Be next to me and see,
What has happened to me.
It is over, the trace still in my heart.
No room for me to sleep on this bus.
Withered feet, the dream sunk into the eye.
The police said stop.
Go back, go back.
All then in the train car, just me alone on the tracks.
The rubber boat sank and my heart, hot for Europe, turned cold.
The world slept, only we were awake,
Hungry, thirsty, tired.
We left; it will be more difficult to return.
All this tearing oneself up, for a little bit of rest.
Not my rest.
The rest of my family.
Yasser Niksada, 15, Panshir, Afghanistan, raised in Iran
When I say women, I mean real women,
Those with eyebrows, real noses, and shoulders.
Who belong only to themselves from the beginning,
Who are not selfish and proud of their gifts,
Who love themselves in their simplicity,
And just want to be themselves
And not resemble another.
Those women I mean, when I say women.
The light in her gaze is like the scent of Kobeko*
Her tender hand is incomparably precious.
Her wisdom shines forth from beneath her make-up.
She walks with beauty in public.
The watering mouths of the gawkers do not bother her.
The self-confident, strong woman pursues her gifts and talents.
Some women stay at home, they dissolve
And become water.
And the ones who go out become bread and food.
And when I say women, I mean these women.
Samiullah Rassouli, 17, Ghazni, Afghanistan:
*Perfume named »Mountain to Mountain«
The beginning of life was,
That I did not exist.
There was a mother.
She was my God.
It was an unrequited love.
There was a father.
He was never there.
The body came to rest,
But not the mind.
I was without solace.
The sister wanted to be a mother to me.
But she was tired.
I loved the mother.
I wanted to leave
And I stayed.
I wanted to stay

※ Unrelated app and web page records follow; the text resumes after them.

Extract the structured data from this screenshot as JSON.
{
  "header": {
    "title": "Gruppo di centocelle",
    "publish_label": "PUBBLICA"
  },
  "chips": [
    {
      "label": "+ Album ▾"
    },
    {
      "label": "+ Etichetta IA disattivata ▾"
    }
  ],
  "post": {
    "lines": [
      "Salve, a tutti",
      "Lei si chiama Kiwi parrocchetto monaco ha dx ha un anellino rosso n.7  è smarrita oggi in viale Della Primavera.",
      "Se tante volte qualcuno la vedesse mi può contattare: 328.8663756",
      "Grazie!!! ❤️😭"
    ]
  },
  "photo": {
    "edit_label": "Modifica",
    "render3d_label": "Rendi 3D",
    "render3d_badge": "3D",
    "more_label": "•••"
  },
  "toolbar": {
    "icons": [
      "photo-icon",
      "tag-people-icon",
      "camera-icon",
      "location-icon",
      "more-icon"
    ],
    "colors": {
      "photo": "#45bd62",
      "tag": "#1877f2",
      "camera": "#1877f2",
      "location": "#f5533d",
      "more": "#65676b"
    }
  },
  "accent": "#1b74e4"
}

And I left.
Leaving was not important
And neither was staying.
I was important,
I, who did not exist.
Mohamad Mashghdost, 18,
Bandar Anzali, Iran